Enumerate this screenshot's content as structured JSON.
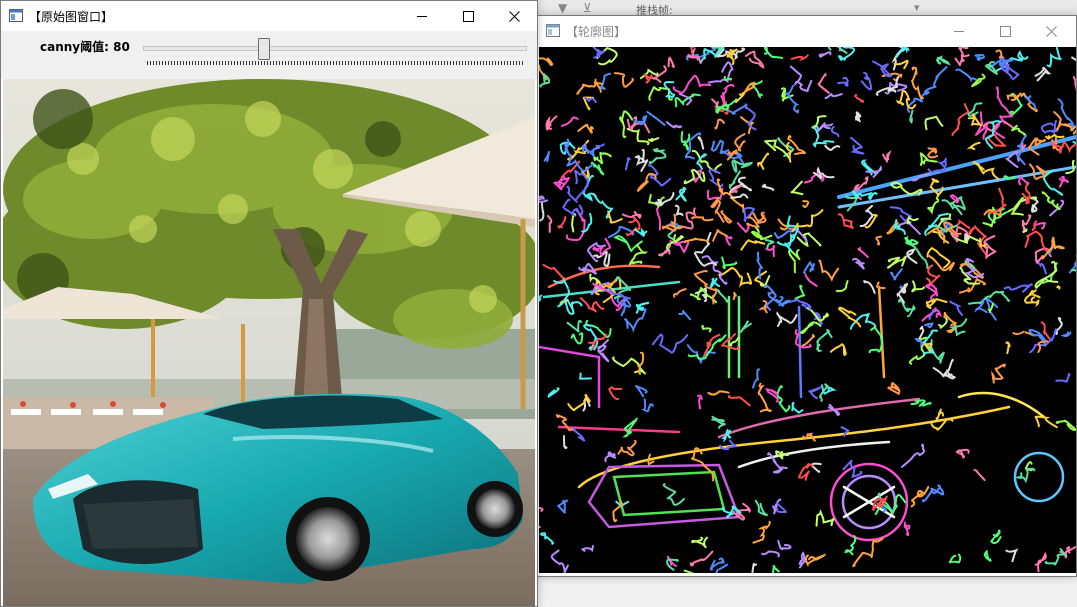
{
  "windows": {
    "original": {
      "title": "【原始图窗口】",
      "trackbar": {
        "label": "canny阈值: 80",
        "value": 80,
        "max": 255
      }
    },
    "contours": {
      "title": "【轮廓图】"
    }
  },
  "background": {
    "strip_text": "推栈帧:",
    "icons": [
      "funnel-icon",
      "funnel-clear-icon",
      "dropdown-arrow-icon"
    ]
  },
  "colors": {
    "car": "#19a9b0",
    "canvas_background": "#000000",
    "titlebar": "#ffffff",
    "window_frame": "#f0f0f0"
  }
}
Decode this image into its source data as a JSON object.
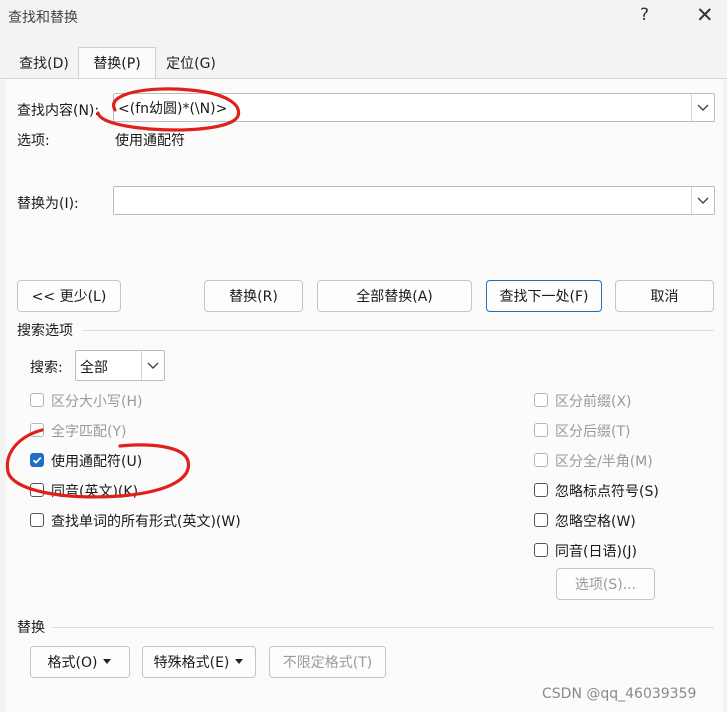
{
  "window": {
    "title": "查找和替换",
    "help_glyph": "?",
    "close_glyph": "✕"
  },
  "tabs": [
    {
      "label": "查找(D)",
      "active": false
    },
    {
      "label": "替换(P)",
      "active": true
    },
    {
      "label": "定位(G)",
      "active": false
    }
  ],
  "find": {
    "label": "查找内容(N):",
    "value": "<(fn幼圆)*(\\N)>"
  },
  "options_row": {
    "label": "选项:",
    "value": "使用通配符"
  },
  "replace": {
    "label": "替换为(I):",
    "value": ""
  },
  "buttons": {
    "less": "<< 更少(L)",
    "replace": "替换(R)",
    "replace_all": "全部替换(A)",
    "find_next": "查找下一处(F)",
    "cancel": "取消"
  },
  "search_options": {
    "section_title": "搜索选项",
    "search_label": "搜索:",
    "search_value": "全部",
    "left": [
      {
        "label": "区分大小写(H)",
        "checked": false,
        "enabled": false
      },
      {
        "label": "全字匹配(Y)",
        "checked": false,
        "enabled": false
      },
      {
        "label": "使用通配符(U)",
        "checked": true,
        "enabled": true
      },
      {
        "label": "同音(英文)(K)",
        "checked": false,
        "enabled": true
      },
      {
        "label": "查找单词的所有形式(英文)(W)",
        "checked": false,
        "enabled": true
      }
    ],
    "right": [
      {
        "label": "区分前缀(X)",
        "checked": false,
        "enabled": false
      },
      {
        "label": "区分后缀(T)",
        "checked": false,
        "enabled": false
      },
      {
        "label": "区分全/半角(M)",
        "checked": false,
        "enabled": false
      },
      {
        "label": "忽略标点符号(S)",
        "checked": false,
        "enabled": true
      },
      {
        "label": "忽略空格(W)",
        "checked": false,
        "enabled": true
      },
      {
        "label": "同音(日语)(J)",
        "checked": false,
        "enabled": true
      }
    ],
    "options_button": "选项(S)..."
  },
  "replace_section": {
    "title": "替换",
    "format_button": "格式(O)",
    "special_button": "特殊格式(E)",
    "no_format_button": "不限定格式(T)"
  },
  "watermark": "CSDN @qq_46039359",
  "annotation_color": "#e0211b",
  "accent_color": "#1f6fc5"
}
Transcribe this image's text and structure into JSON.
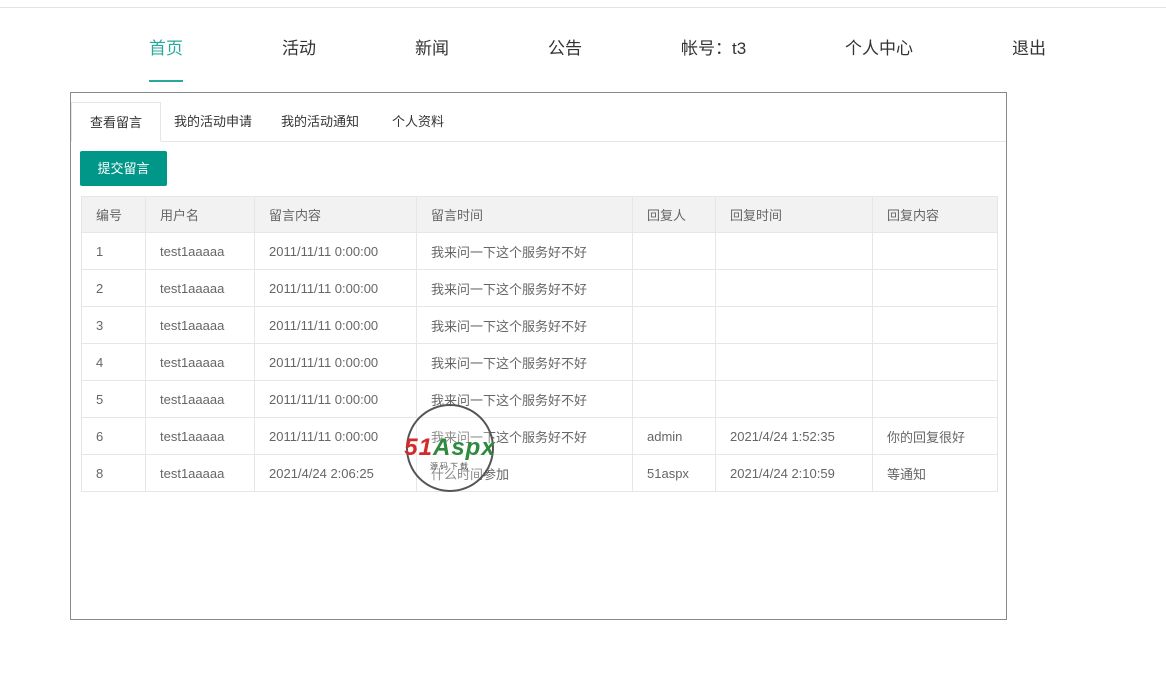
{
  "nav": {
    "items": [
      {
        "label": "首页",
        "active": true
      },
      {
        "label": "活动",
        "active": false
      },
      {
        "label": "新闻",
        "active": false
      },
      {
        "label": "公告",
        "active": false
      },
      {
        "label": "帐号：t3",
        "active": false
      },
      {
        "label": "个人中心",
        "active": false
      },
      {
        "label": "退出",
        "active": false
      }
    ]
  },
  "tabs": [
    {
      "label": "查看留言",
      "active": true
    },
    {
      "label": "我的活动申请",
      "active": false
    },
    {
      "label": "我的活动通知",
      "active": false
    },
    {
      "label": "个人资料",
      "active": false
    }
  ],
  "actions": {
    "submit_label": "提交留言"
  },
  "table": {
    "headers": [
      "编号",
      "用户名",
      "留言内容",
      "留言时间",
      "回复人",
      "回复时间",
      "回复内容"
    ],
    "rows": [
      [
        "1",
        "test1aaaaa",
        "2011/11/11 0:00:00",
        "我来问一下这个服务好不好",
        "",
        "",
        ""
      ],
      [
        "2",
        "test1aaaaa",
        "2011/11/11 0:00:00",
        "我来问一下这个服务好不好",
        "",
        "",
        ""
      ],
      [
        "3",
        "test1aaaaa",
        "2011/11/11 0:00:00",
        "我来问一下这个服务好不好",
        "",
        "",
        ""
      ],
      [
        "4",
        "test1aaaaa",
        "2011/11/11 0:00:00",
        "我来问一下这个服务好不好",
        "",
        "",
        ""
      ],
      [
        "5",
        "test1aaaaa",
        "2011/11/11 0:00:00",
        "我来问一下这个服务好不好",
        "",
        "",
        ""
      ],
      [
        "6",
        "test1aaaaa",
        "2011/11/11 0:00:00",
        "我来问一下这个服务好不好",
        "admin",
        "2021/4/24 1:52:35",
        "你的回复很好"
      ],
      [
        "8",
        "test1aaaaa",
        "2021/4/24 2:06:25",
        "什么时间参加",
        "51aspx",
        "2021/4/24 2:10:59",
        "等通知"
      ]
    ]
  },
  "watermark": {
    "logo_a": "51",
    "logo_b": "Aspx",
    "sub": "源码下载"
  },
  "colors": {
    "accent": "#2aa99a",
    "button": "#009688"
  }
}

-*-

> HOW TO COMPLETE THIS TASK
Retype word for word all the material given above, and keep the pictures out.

> ANSWER BOX
Enumerate this screenshot's content as structured JSON.
{
  "windows": {
    "original": {
      "title": "【原始图窗口】",
      "trackbar": {
        "label": "canny阈值: 80",
        "value": 80,
        "max": 255
      }
    },
    "contours": {
      "title": "【轮廓图】"
    }
  },
  "background": {
    "strip_text": "推栈帧:",
    "icons": [
      "funnel-icon",
      "funnel-clear-icon",
      "dropdown-arrow-icon"
    ]
  },
  "colors": {
    "car": "#19a9b0",
    "canvas_background": "#000000",
    "titlebar": "#ffffff",
    "window_frame": "#f0f0f0"
  }
}
Decode this image into its source data as a JSON object.
{
  "window": {
    "title": "查找和替换",
    "help_glyph": "?",
    "close_glyph": "✕"
  },
  "tabs": [
    {
      "label": "查找(D)",
      "active": false
    },
    {
      "label": "替换(P)",
      "active": true
    },
    {
      "label": "定位(G)",
      "active": false
    }
  ],
  "find": {
    "label": "查找内容(N):",
    "value": "<(fn幼圆)*(\\N)>"
  },
  "options_row": {
    "label": "选项:",
    "value": "使用通配符"
  },
  "replace": {
    "label": "替换为(I):",
    "value": ""
  },
  "buttons": {
    "less": "<< 更少(L)",
    "replace": "替换(R)",
    "replace_all": "全部替换(A)",
    "find_next": "查找下一处(F)",
    "cancel": "取消"
  },
  "search_options": {
    "section_title": "搜索选项",
    "search_label": "搜索:",
    "search_value": "全部",
    "left": [
      {
        "label": "区分大小写(H)",
        "checked": false,
        "enabled": false
      },
      {
        "label": "全字匹配(Y)",
        "checked": false,
        "enabled": false
      },
      {
        "label": "使用通配符(U)",
        "checked": true,
        "enabled": true
      },
      {
        "label": "同音(英文)(K)",
        "checked": false,
        "enabled": true
      },
      {
        "label": "查找单词的所有形式(英文)(W)",
        "checked": false,
        "enabled": true
      }
    ],
    "right": [
      {
        "label": "区分前缀(X)",
        "checked": false,
        "enabled": false
      },
      {
        "label": "区分后缀(T)",
        "checked": false,
        "enabled": false
      },
      {
        "label": "区分全/半角(M)",
        "checked": false,
        "enabled": false
      },
      {
        "label": "忽略标点符号(S)",
        "checked": false,
        "enabled": true
      },
      {
        "label": "忽略空格(W)",
        "checked": false,
        "enabled": true
      },
      {
        "label": "同音(日语)(J)",
        "checked": false,
        "enabled": true
      }
    ],
    "options_button": "选项(S)..."
  },
  "replace_section": {
    "title": "替换",
    "format_button": "格式(O)",
    "special_button": "特殊格式(E)",
    "no_format_button": "不限定格式(T)"
  },
  "watermark": "CSDN @qq_46039359",
  "annotation_color": "#e0211b",
  "accent_color": "#1f6fc5"
}
Transcribe this image's text and structure into JSON.
{
  "nav": {
    "items": [
      {
        "label": "首页",
        "active": true
      },
      {
        "label": "活动",
        "active": false
      },
      {
        "label": "新闻",
        "active": false
      },
      {
        "label": "公告",
        "active": false
      },
      {
        "label": "帐号：t3",
        "active": false
      },
      {
        "label": "个人中心",
        "active": false
      },
      {
        "label": "退出",
        "active": false
      }
    ]
  },
  "tabs": [
    {
      "label": "查看留言",
      "active": true
    },
    {
      "label": "我的活动申请",
      "active": false
    },
    {
      "label": "我的活动通知",
      "active": false
    },
    {
      "label": "个人资料",
      "active": false
    }
  ],
  "actions": {
    "submit_label": "提交留言"
  },
  "table": {
    "headers": [
      "编号",
      "用户名",
      "留言内容",
      "留言时间",
      "回复人",
      "回复时间",
      "回复内容"
    ],
    "rows": [
      [
        "1",
        "test1aaaaa",
        "2011/11/11 0:00:00",
        "我来问一下这个服务好不好",
        "",
        "",
        ""
      ],
      [
        "2",
        "test1aaaaa",
        "2011/11/11 0:00:00",
        "我来问一下这个服务好不好",
        "",
        "",
        ""
      ],
      [
        "3",
        "test1aaaaa",
        "2011/11/11 0:00:00",
        "我来问一下这个服务好不好",
        "",
        "",
        ""
      ],
      [
        "4",
        "test1aaaaa",
        "2011/11/11 0:00:00",
        "我来问一下这个服务好不好",
        "",
        "",
        ""
      ],
      [
        "5",
        "test1aaaaa",
        "2011/11/11 0:00:00",
        "我来问一下这个服务好不好",
        "",
        "",
        ""
      ],
      [
        "6",
        "test1aaaaa",
        "2011/11/11 0:00:00",
        "我来问一下这个服务好不好",
        "admin",
        "2021/4/24 1:52:35",
        "你的回复很好"
      ],
      [
        "8",
        "test1aaaaa",
        "2021/4/24 2:06:25",
        "什么时间参加",
        "51aspx",
        "2021/4/24 2:10:59",
        "等通知"
      ]
    ]
  },
  "watermark": {
    "logo_a": "51",
    "logo_b": "Aspx",
    "sub": "源码下载"
  },
  "colors": {
    "accent": "#2aa99a",
    "button": "#009688"
  }
}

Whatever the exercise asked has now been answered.